Where does the word "icon" show up in the data? Please find each such line and copy it.

---------- Data listing

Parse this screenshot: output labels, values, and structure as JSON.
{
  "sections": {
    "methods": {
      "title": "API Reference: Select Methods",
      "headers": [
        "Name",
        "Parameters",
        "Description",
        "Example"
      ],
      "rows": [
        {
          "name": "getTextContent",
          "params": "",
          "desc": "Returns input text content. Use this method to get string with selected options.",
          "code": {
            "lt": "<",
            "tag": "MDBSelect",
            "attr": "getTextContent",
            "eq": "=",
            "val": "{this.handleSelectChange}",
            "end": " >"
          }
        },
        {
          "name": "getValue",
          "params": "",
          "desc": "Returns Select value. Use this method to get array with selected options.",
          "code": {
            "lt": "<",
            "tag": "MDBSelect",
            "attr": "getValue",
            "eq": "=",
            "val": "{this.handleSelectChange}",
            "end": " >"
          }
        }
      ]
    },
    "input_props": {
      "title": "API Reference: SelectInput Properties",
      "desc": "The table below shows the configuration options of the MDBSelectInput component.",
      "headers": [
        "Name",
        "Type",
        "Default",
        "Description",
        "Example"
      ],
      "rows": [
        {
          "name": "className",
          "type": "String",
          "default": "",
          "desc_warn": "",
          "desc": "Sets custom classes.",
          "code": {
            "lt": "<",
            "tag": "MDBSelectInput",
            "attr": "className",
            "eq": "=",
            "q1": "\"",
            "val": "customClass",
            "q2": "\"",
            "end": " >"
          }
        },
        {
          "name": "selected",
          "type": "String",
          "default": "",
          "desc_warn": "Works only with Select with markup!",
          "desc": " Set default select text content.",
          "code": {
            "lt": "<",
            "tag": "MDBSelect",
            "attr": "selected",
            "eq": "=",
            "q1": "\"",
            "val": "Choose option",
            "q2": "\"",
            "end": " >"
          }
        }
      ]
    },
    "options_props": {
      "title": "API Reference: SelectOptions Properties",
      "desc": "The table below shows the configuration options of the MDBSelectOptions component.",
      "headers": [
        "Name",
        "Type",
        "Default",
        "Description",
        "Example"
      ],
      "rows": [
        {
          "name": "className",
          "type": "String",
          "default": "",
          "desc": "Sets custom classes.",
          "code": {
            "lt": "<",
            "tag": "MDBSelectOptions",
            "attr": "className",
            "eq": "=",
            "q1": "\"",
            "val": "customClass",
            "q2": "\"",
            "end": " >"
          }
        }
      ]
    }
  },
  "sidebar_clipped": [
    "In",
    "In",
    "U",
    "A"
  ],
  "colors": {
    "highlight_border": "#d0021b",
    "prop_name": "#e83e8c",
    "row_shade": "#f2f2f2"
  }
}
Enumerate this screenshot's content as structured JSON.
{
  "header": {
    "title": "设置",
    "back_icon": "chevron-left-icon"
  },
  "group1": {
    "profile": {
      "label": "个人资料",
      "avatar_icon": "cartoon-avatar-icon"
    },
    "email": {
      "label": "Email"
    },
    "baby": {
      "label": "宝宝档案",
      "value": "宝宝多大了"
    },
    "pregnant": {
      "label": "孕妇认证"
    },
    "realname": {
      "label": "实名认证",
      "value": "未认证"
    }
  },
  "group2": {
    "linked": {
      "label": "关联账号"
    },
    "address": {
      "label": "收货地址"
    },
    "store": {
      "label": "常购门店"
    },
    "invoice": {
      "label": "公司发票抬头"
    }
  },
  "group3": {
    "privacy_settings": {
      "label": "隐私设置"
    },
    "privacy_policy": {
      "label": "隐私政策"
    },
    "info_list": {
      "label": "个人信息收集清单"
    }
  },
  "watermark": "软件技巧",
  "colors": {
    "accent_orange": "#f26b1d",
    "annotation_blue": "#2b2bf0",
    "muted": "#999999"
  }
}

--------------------
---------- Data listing

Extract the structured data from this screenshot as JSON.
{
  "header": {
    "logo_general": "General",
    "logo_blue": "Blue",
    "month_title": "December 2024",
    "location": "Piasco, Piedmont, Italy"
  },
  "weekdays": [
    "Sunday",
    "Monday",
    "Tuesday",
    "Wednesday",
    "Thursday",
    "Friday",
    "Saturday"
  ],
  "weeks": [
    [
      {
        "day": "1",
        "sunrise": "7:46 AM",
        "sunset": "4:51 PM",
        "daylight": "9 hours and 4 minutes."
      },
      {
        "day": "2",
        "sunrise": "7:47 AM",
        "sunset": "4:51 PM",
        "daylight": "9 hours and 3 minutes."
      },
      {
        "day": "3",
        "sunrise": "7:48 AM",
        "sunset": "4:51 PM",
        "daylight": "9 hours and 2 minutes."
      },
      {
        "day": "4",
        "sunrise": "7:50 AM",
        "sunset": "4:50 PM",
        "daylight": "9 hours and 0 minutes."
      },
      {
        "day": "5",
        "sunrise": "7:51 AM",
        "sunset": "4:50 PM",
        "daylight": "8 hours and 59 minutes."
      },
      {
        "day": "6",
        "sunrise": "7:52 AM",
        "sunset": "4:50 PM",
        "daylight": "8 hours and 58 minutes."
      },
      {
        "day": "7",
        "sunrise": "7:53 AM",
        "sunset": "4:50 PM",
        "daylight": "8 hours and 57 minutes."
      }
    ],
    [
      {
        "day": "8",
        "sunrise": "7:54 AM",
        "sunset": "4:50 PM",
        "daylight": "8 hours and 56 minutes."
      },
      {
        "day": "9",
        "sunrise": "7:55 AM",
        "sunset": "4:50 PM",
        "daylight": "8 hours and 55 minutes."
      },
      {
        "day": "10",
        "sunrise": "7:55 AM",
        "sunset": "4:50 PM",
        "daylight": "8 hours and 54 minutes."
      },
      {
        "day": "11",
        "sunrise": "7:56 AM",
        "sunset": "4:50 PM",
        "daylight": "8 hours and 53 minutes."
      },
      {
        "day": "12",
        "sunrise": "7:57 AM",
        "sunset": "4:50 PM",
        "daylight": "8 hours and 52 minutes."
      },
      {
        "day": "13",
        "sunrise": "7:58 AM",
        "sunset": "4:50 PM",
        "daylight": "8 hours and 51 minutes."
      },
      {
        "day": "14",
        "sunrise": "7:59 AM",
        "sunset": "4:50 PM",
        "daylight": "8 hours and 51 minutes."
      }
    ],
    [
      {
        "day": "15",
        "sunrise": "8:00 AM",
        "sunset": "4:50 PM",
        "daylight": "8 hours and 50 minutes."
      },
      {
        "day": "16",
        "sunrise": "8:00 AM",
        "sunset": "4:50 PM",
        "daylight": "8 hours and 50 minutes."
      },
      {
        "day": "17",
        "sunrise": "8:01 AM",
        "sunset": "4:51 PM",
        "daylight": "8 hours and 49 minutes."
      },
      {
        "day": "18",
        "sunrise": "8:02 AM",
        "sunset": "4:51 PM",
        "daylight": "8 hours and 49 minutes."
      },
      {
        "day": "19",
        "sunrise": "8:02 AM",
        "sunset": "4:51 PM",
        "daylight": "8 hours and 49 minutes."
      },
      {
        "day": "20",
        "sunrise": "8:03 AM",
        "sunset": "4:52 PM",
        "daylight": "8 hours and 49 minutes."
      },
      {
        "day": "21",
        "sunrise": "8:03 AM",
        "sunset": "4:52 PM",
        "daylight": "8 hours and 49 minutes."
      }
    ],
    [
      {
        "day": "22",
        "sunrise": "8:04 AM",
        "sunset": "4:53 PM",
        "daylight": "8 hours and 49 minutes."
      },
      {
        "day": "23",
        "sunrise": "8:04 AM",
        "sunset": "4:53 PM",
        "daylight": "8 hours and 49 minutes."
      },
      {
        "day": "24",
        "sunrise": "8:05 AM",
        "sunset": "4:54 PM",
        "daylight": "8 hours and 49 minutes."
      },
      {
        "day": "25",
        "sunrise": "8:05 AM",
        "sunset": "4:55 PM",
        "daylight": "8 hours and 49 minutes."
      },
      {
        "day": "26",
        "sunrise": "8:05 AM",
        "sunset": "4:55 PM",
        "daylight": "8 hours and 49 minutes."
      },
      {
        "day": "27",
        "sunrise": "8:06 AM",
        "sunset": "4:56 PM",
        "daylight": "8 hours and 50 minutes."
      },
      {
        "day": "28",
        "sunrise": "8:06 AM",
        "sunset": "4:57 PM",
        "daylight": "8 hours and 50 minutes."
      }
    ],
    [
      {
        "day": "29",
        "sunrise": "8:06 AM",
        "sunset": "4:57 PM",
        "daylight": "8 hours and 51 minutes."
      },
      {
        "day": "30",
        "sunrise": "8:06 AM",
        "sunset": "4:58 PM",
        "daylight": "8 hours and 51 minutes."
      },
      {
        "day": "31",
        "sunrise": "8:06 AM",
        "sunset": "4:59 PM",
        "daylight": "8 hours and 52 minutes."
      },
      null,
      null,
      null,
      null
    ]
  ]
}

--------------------

Answer to this task ::
    "back_icon": "chevron-left-icon"
      "avatar_icon": "cartoon-avatar-icon"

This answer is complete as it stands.